Problem statement:
Reproduce the listing that follows word for word, without its pictures.
########################################
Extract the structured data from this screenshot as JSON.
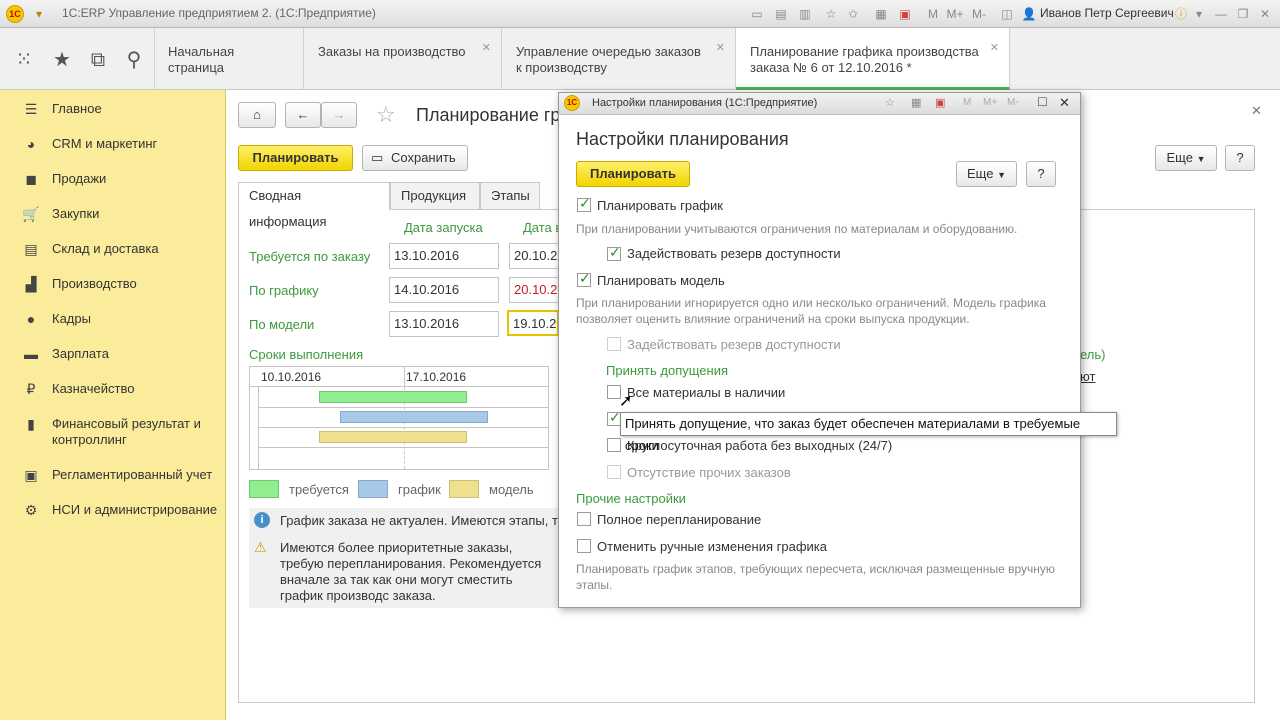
{
  "window": {
    "title": "1С:ERP Управление предприятием 2. (1С:Предприятие)",
    "user": "Иванов Петр Сергеевич",
    "logo_text": "1С"
  },
  "topbar": {
    "tabs": [
      {
        "label": "Начальная страница",
        "closable": false
      },
      {
        "label": "Заказы на производство",
        "closable": true
      },
      {
        "label": "Управление очередью заказов к производству",
        "closable": true
      },
      {
        "label": "Планирование графика производства заказа № 6 от 12.10.2016 *",
        "closable": true,
        "active": true
      }
    ]
  },
  "sidebar": {
    "items": [
      {
        "label": "Главное",
        "icon": "menu-icon"
      },
      {
        "label": "CRM и маркетинг",
        "icon": "pie-chart-icon"
      },
      {
        "label": "Продажи",
        "icon": "bag-icon"
      },
      {
        "label": "Закупки",
        "icon": "cart-icon"
      },
      {
        "label": "Склад и доставка",
        "icon": "warehouse-icon"
      },
      {
        "label": "Производство",
        "icon": "factory-icon"
      },
      {
        "label": "Кадры",
        "icon": "person-icon"
      },
      {
        "label": "Зарплата",
        "icon": "list-icon"
      },
      {
        "label": "Казначейство",
        "icon": "ruble-icon"
      },
      {
        "label": "Финансовый результат и контроллинг",
        "icon": "bar-chart-icon"
      },
      {
        "label": "Регламентированный учет",
        "icon": "document-icon"
      },
      {
        "label": "НСИ и администрирование",
        "icon": "gear-icon"
      }
    ]
  },
  "main": {
    "title": "Планирование гр",
    "plan_button": "Планировать",
    "save_button": "Сохранить",
    "more_button": "Еще",
    "help_button": "?",
    "tabs": [
      "Сводная информация",
      "Продукция",
      "Этапы"
    ],
    "col_start": "Дата запуска",
    "col_release": "Дата в",
    "rows": [
      {
        "label": "Требуется по заказу",
        "start": "13.10.2016",
        "release": "20.10.20"
      },
      {
        "label": "По графику",
        "start": "14.10.2016",
        "release": "20.10.20"
      },
      {
        "label": "По модели",
        "start": "13.10.2016",
        "release": "19.10.20"
      }
    ],
    "gantt_title": "Сроки выполнения",
    "gantt_dates": [
      "10.10.2016",
      "17.10.2016"
    ],
    "legend": [
      {
        "label": "требуется",
        "color": "#90ee90"
      },
      {
        "label": "график",
        "color": "#a8c8e8"
      },
      {
        "label": "модель",
        "color": "#eee08c"
      }
    ],
    "info_message": "График заказа не актуален. Имеются этапы, тр",
    "warning_message": "Имеются более приоритетные заказы, требую перепланирования. Рекомендуется вначале за так как они могут сместить график производс заказа.",
    "right_fragment_1": "ель)",
    "right_fragment_2": "ют"
  },
  "dialog": {
    "window_title": "Настройки планирования (1С:Предприятие)",
    "heading": "Настройки планирования",
    "plan_button": "Планировать",
    "more_button": "Еще",
    "help_button": "?",
    "plan_schedule": {
      "label": "Планировать график",
      "checked": true
    },
    "plan_schedule_hint": "При планировании учитываются ограничения по материалам и оборудованию.",
    "use_reserve_1": {
      "label": "Задействовать резерв доступности",
      "checked": true
    },
    "plan_model": {
      "label": "Планировать модель",
      "checked": true
    },
    "plan_model_hint": "При планировании игнорируется одно или несколько ограничений. Модель графика позволяет оценить влияние ограничений на сроки выпуска продукции.",
    "use_reserve_2": {
      "label": "Задействовать резерв доступности",
      "checked": false
    },
    "assumptions_title": "Принять допущения",
    "all_materials": {
      "label": "Все материалы в наличии",
      "checked": false
    },
    "materials_assumption_checked": true,
    "round_clock": {
      "label": "Круглосуточная работа без выходных (24/7)",
      "checked": false
    },
    "no_other_orders": {
      "label": "Отсутствие прочих заказов",
      "checked": false
    },
    "other_settings_title": "Прочие настройки",
    "full_replan": {
      "label": "Полное перепланирование",
      "checked": false
    },
    "cancel_manual": {
      "label": "Отменить ручные изменения графика",
      "checked": false
    },
    "bottom_hint": "Планировать график этапов, требующих пересчета, исключая размещенные вручную этапы."
  },
  "tooltip": {
    "text": "Принять допущение, что заказ будет обеспечен материалами в требуемые сроки"
  },
  "colors": {
    "accent_green": "#3c9a3c",
    "sidebar_bg": "#fbec9c",
    "button_yellow": "#f2d400"
  }
}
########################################
Solution for this problem:
Extract the structured data from this screenshot as JSON.
{
  "window": {
    "title": "1С:ERP Управление предприятием 2. (1С:Предприятие)",
    "user": "Иванов Петр Сергеевич",
    "logo_text": "1С"
  },
  "topbar": {
    "tabs": [
      {
        "label": "Начальная страница",
        "closable": false
      },
      {
        "label": "Заказы на производство",
        "closable": true
      },
      {
        "label": "Управление очередью заказов к производству",
        "closable": true
      },
      {
        "label": "Планирование графика производства заказа № 6 от 12.10.2016 *",
        "closable": true,
        "active": true
      }
    ]
  },
  "sidebar": {
    "items": [
      {
        "label": "Главное",
        "icon": "menu-icon"
      },
      {
        "label": "CRM и маркетинг",
        "icon": "pie-chart-icon"
      },
      {
        "label": "Продажи",
        "icon": "bag-icon"
      },
      {
        "label": "Закупки",
        "icon": "cart-icon"
      },
      {
        "label": "Склад и доставка",
        "icon": "warehouse-icon"
      },
      {
        "label": "Производство",
        "icon": "factory-icon"
      },
      {
        "label": "Кадры",
        "icon": "person-icon"
      },
      {
        "label": "Зарплата",
        "icon": "list-icon"
      },
      {
        "label": "Казначейство",
        "icon": "ruble-icon"
      },
      {
        "label": "Финансовый результат и контроллинг",
        "icon": "bar-chart-icon"
      },
      {
        "label": "Регламентированный учет",
        "icon": "document-icon"
      },
      {
        "label": "НСИ и администрирование",
        "icon": "gear-icon"
      }
    ]
  },
  "main": {
    "title": "Планирование гр",
    "plan_button": "Планировать",
    "save_button": "Сохранить",
    "more_button": "Еще",
    "help_button": "?",
    "tabs": [
      "Сводная информация",
      "Продукция",
      "Этапы"
    ],
    "col_start": "Дата запуска",
    "col_release": "Дата в",
    "rows": [
      {
        "label": "Требуется по заказу",
        "start": "13.10.2016",
        "release": "20.10.20"
      },
      {
        "label": "По графику",
        "start": "14.10.2016",
        "release": "20.10.20"
      },
      {
        "label": "По модели",
        "start": "13.10.2016",
        "release": "19.10.20"
      }
    ],
    "gantt_title": "Сроки выполнения",
    "gantt_dates": [
      "10.10.2016",
      "17.10.2016"
    ],
    "legend": [
      {
        "label": "требуется",
        "color": "#90ee90"
      },
      {
        "label": "график",
        "color": "#a8c8e8"
      },
      {
        "label": "модель",
        "color": "#eee08c"
      }
    ],
    "info_message": "График заказа не актуален. Имеются этапы, тр",
    "warning_message": "Имеются более приоритетные заказы, требую перепланирования. Рекомендуется вначале за так как они могут сместить график производс заказа.",
    "right_fragment_1": "ель)",
    "right_fragment_2": "ют"
  },
  "dialog": {
    "window_title": "Настройки планирования (1С:Предприятие)",
    "heading": "Настройки планирования",
    "plan_button": "Планировать",
    "more_button": "Еще",
    "help_button": "?",
    "plan_schedule": {
      "label": "Планировать график",
      "checked": true
    },
    "plan_schedule_hint": "При планировании учитываются ограничения по материалам и оборудованию.",
    "use_reserve_1": {
      "label": "Задействовать резерв доступности",
      "checked": true
    },
    "plan_model": {
      "label": "Планировать модель",
      "checked": true
    },
    "plan_model_hint": "При планировании игнорируется одно или несколько ограничений. Модель графика позволяет оценить влияние ограничений на сроки выпуска продукции.",
    "use_reserve_2": {
      "label": "Задействовать резерв доступности",
      "checked": false
    },
    "assumptions_title": "Принять допущения",
    "all_materials": {
      "label": "Все материалы в наличии",
      "checked": false
    },
    "materials_assumption_checked": true,
    "round_clock": {
      "label": "Круглосуточная работа без выходных (24/7)",
      "checked": false
    },
    "no_other_orders": {
      "label": "Отсутствие прочих заказов",
      "checked": false
    },
    "other_settings_title": "Прочие настройки",
    "full_replan": {
      "label": "Полное перепланирование",
      "checked": false
    },
    "cancel_manual": {
      "label": "Отменить ручные изменения графика",
      "checked": false
    },
    "bottom_hint": "Планировать график этапов, требующих пересчета, исключая размещенные вручную этапы."
  },
  "tooltip": {
    "text": "Принять допущение, что заказ будет обеспечен материалами в требуемые сроки"
  },
  "colors": {
    "accent_green": "#3c9a3c",
    "sidebar_bg": "#fbec9c",
    "button_yellow": "#f2d400"
  }
}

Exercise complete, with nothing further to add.